Michael butt in and directed his words at Debbie, “We probably found the hair when you took your wig off.”
Kate was now crying rapids, holding onto the counter and looking away from the Detectives. “How did you find out all this?”
Freud smiled and straightened up, “Jacob Peterson made various phone calls earlier today. The phone rang in the lab, Tamsin's phone. We twigged, plus the hair and your disappearance. It all fitted. Unfortunately it was too late for us to save Jacob's life... You killed him before we could get there. When you came in you clearly said, “I killed Jacob”. Which we recorded. So it is safe to say you are both going down for murder.”
Michael and Freud sat peacefully in the park at a wood bench and table. Michael had a can of coke in his hand and Freud had pulled out a book.
The clouds overhead seemed to part letting a bright sun through and a blue sky. Michael sipped the liquid from the top of the can and then placed it back onto the table.
He found himself in deep thought, “I did not like doing all the talking... it is too emotional... I started to care for these people. I'm actually pretty depressed that Jacob died. Don't ever run off to the labs again will you?”
Freud put the book down and frowned, “I will... I have to. But I won't let you go interviewing by yourself.”
Michael smiled in reply, “Thanks dad.”
“Yeah... I’m not your dad Michael.”

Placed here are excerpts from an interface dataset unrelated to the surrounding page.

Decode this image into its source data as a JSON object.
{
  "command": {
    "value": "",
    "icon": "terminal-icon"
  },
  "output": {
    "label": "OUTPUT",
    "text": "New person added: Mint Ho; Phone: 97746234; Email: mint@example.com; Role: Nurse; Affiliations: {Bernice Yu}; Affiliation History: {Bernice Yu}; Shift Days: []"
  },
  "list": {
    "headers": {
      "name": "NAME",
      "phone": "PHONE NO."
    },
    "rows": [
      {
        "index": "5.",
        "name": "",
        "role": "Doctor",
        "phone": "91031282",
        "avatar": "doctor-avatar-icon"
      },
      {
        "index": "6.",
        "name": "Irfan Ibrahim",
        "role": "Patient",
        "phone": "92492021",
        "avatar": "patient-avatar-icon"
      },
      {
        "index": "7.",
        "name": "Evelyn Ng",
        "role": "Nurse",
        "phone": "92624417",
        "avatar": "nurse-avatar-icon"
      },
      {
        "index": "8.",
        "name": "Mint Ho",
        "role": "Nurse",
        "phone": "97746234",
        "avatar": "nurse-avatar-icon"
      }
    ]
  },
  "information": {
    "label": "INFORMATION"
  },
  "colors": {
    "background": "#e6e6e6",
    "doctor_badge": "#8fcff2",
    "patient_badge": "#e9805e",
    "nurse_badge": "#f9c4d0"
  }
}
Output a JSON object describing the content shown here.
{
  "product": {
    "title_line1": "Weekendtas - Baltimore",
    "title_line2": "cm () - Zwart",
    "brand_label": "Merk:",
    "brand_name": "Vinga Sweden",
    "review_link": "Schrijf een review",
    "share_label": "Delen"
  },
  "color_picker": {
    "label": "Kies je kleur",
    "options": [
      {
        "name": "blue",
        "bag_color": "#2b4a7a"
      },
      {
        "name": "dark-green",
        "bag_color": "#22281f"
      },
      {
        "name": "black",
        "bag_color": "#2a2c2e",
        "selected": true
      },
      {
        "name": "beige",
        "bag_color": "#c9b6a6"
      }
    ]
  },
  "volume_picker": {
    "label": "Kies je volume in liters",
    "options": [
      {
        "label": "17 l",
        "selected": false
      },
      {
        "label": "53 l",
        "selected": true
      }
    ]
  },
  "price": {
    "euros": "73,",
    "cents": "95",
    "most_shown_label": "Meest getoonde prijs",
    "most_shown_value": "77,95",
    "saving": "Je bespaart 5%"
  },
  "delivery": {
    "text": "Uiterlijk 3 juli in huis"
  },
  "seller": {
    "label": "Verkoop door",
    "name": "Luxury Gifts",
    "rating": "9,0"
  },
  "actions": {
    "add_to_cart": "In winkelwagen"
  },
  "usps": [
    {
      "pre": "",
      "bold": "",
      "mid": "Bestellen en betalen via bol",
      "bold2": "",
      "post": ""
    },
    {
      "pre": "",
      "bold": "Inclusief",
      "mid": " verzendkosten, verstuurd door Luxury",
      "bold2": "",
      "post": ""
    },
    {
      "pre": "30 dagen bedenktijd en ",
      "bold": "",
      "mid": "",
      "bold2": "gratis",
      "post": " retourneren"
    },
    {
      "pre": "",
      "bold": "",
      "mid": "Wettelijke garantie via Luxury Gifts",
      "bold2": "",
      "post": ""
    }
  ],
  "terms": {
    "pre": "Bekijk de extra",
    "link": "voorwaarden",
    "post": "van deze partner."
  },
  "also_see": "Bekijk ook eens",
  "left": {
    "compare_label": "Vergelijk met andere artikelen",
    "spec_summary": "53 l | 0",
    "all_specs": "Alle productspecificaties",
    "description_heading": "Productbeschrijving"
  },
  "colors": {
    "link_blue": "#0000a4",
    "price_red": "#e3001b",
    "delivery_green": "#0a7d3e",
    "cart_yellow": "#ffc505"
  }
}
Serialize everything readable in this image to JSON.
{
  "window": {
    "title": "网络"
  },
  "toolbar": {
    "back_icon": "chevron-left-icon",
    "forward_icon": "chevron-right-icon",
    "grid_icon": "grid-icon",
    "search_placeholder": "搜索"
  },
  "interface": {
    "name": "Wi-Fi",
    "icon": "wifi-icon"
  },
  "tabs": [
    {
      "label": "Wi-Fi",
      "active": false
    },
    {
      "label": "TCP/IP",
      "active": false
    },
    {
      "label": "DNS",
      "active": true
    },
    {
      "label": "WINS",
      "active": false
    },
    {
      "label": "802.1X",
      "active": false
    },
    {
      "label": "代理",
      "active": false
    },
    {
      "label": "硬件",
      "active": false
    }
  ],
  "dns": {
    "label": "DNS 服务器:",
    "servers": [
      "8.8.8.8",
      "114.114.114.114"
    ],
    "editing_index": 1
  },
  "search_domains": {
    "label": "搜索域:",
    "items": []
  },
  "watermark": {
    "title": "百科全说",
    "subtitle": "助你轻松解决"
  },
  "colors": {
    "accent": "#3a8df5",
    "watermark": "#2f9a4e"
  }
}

“Shut up I didn't say that.” Michael pushed Freud's book back into his face and continued to sip his coke.